I thought there was a strong tension between wanting to tear history and its fallacies apart and wanting to preserve one’s personal history and reframe it. The tension seems to be a big part of immigrant work. George Washington Gomez attempts to do the same thing by constantly referencing historical events while presenting a character who is pulled in two directions.

 

Intimacy in Cha’s Dictee

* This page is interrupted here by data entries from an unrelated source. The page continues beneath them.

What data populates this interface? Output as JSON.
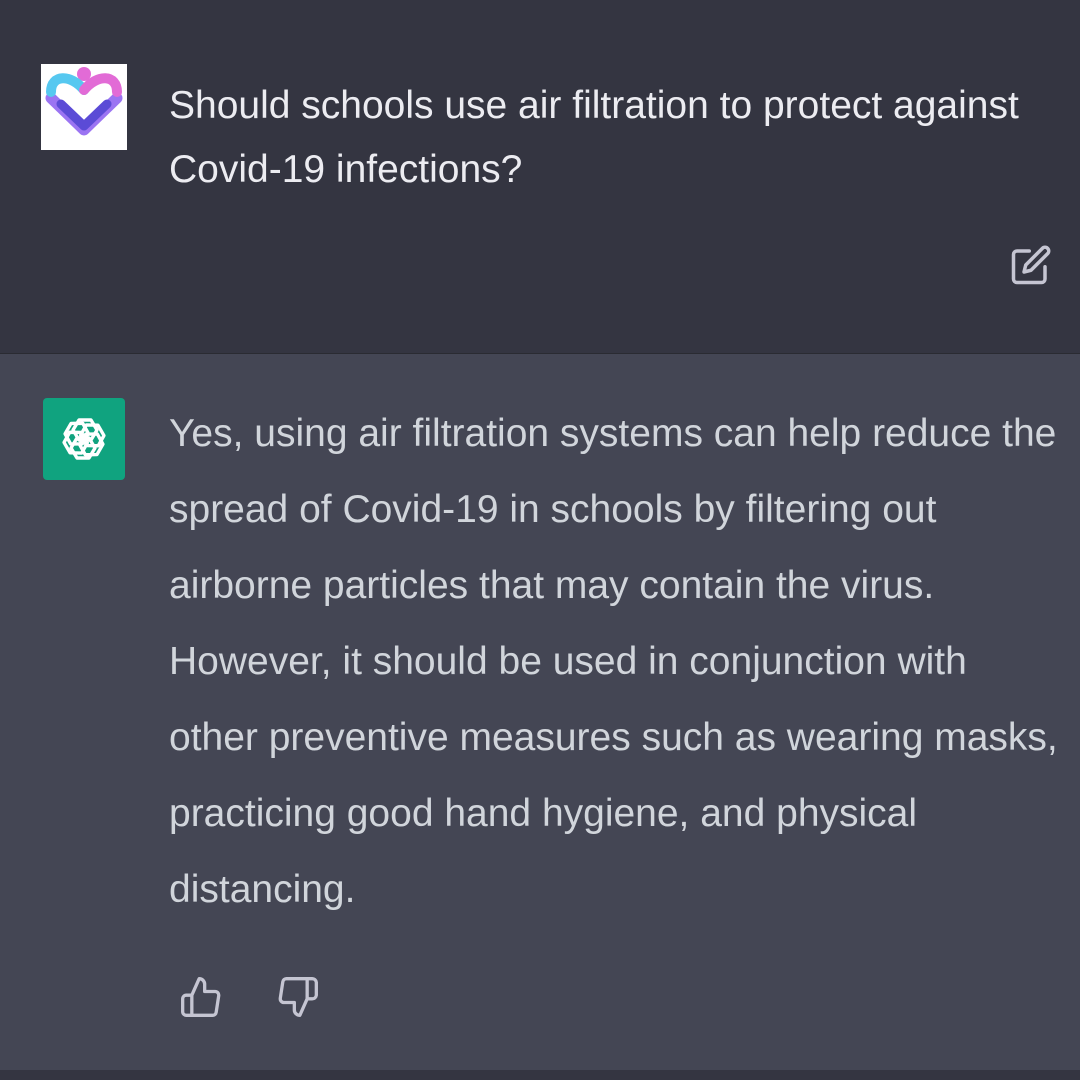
{
  "conversation": {
    "user_message": {
      "avatar_icon": "heart-logo-icon",
      "text": "Should schools use air filtration to protect against Covid-19 infections?",
      "edit_icon": "edit-icon"
    },
    "assistant_message": {
      "avatar_icon": "openai-logo-icon",
      "text": "Yes, using air filtration systems can help reduce the spread of Covid-19 in schools by filtering out airborne particles that may contain the virus. However, it should be used in conjunction with other preventive measures such as wearing masks, practicing good hand hygiene, and physical distancing.",
      "like_icon": "thumbs-up-icon",
      "dislike_icon": "thumbs-down-icon"
    }
  },
  "colors": {
    "user_bg": "#343541",
    "assistant_bg": "#444654",
    "accent": "#10a37f",
    "text": "#ececf1"
  }
}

Despite its cryptic and avant-garde manner, Dictee by Theresa Hak Kyung Cha makes powerful statements about the role of women in heterogeneous romantic relationships. Much of the language in the beginning of the book refers to female characters as she and her, which simultaneously places women as the main character yet fails to ever attach any form of identity (name, background, individuality) to these characters, perhaps alluding to the neglect or inferiority women felt in Korean societies. It is not until one hundred pages into the book that readers get a glimpse into the strict expectations of women and see how she interacts with he in a marital relationship.

Passages such as “One expects her to be beautiful…You are shown the house in which she lives, from the outside” suggests that women are often judged and treated differently based on their physical appearance (98). This passage also reinforces the idea that women are not valued as multi-dimensional, emotional women, but rather as repressed and domesticated wives, mothers, and providers.

Furthermore, there is lack of intimacy in the marriage between husband and wife. On page 102, Cha writes, “He is the husband, and she is the wife. He is the man. She is the wife. It is a given…You only hear him taunting and humiliating her. She kneels besides him, putting on his clothes for him. She takes her place. It is given.” Here, the wife assumes a slave-like position, responding without contention to her husband’s every wish. While the husband has freedom to taunt and humiliate, the woman shows no speech, a theme that runs throughout the novel as a symbol of women’s oppression and disenfranchisement. Cha continues, “Perhaps she loved him…Perhaps she loved him inspite of. Inspite of the arrangement that she was to come his wife. A stranger. A stranger to her….It was given. She took whatever he would give her because he gave her so little. She takes she took them without previous knowledge of how it was supposed to be how it supposed to be. She deserved so little” (110). In this passage, Cha vacillates between whether she loves her husband out of obligation, expectation, desperation, or sincerity. Cha implies her self-confidence has been diminished down to so little that she believes this is what she truly deserves. No where in a chapter entitled “Love Poetry” is there any mention of intimacy, closeness, or warmth, yet there is mention of sex, which suggests that love serves as a strategic tool for economic, political, and religious reasons rather than romantic reasons.

It is also interesting to consider Cha’s repetition of what is “given”. Throughout the book, I find myself asking, who is the giver and who has laid the foundation of what is given? Who is the receiver—is it always women or are men also susceptible to what is given?